In another case example, an OEM introduced a top-line engine for a mid-segment model based on an incomplete view. Taking a deeper look, the analysis showed that about 75 percent of costs for that additional variant were omitted in considerations, including items such as prototypes, pre-series, logistics, and production spaces.
The profit contribution analysis highlighted the earnings differences across product lines. As anticipated, due to its low sales volumes and small margins, the entry-level offering contributed the least to total profits.

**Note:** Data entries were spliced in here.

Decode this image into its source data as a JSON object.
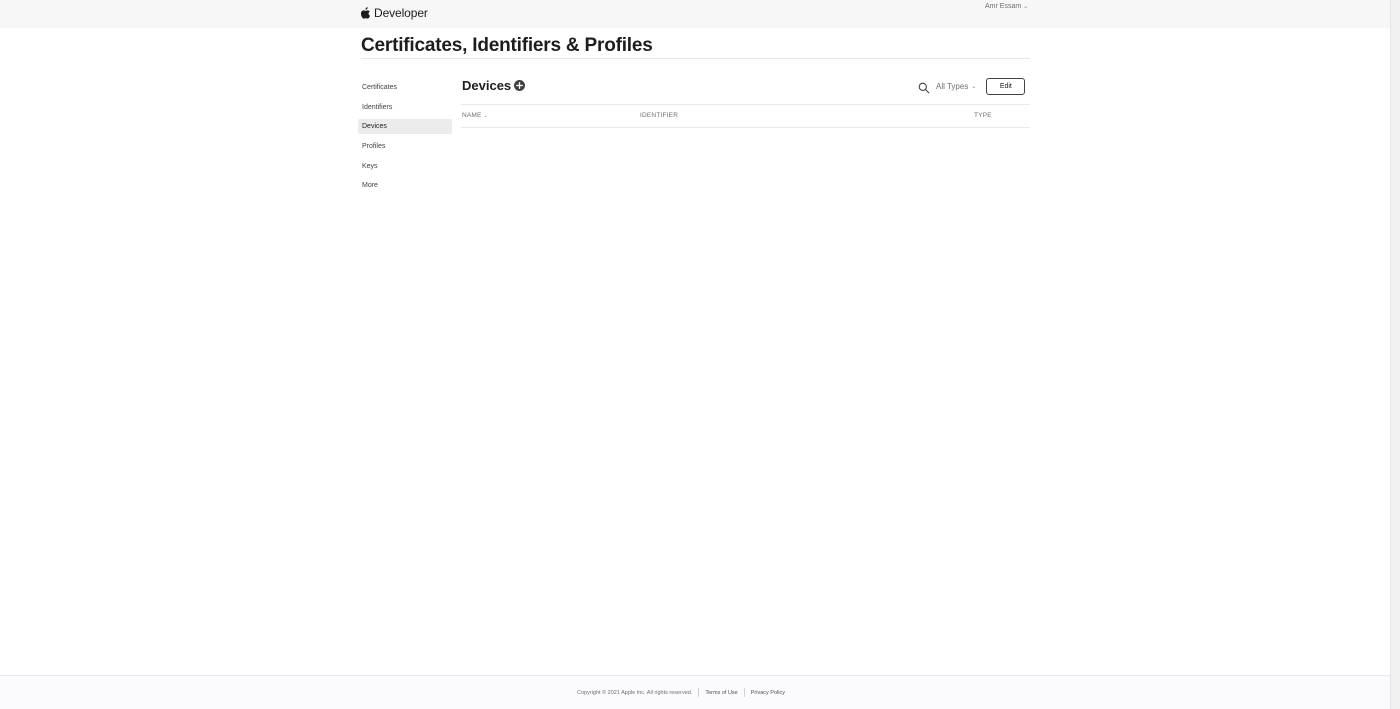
{
  "header": {
    "brand_label": "Developer",
    "account_name": "Amr Essam"
  },
  "page": {
    "title": "Certificates, Identifiers & Profiles"
  },
  "sidebar": {
    "items": [
      {
        "label": "Certificates",
        "active": false
      },
      {
        "label": "Identifiers",
        "active": false
      },
      {
        "label": "Devices",
        "active": true
      },
      {
        "label": "Profiles",
        "active": false
      },
      {
        "label": "Keys",
        "active": false
      },
      {
        "label": "More",
        "active": false
      }
    ]
  },
  "section": {
    "title": "Devices",
    "filter_label": "All Types",
    "edit_label": "Edit"
  },
  "table": {
    "columns": [
      "NAME",
      "IDENTIFIER",
      "TYPE"
    ],
    "rows": []
  },
  "footer": {
    "copyright": "Copyright © 2021 Apple Inc. All rights reserved.",
    "terms_label": "Terms of Use",
    "privacy_label": "Privacy Policy"
  },
  "colors": {
    "accent": "#1d1d1f",
    "muted": "#6e6e73",
    "active_bg": "#ececee"
  }
}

Due to their significantly larger production volumes and higher content levels, the medium and high offerings contributed the greatest profit— more than even the luxury and special editions, which, while high-margin, saw lower production numbers.
These insights led to discontinuing the entry-level model and emphasizing “detuned” medium-segment offerings in its place. Further analysis revealed that only the migration of large numbers of current customers to competing brands would result in a negative profit contribution. The average cost per variant of optimizing the new entry-level offering over its lifetime would total about €30 million across the value chain, contributing to a net impact of about €45 million for the transition.
ENDING COMPLEXITY WARS THE SUSTAINABLE WAY
This comprehensive complexity reduction approach can deliver savings across an automaker’s product portfolio on a continuous basis. It can end the complexity wars by delivering results now, while also enabling organizations to identify rules they can follow to simplify their line-ups in the future.
To maintain lower complexity level in the offer portfolio, some automakers have established rule-sets for target — or more precisely — maximum variants in options and variants. Creating a consistent approach for binding maximum variants yielded interesting results at one premium OEM: The typical organizational structure of an auto OEM with responsibility for one or multiple model lines in ‘project organizations’ ended up in an astonishing level of heterogeneity across models. Smaller and less expensive models showed much more variants of certain options, such as rims and trims, than larger and more expensive models. These complexity levels were clearly identified as ‘organically grown’ and not reasonable or optimal. Developing and applying consistent rules for all models made the offer more stringent and much less complex, saving a vast amount of engineering, among other capacities.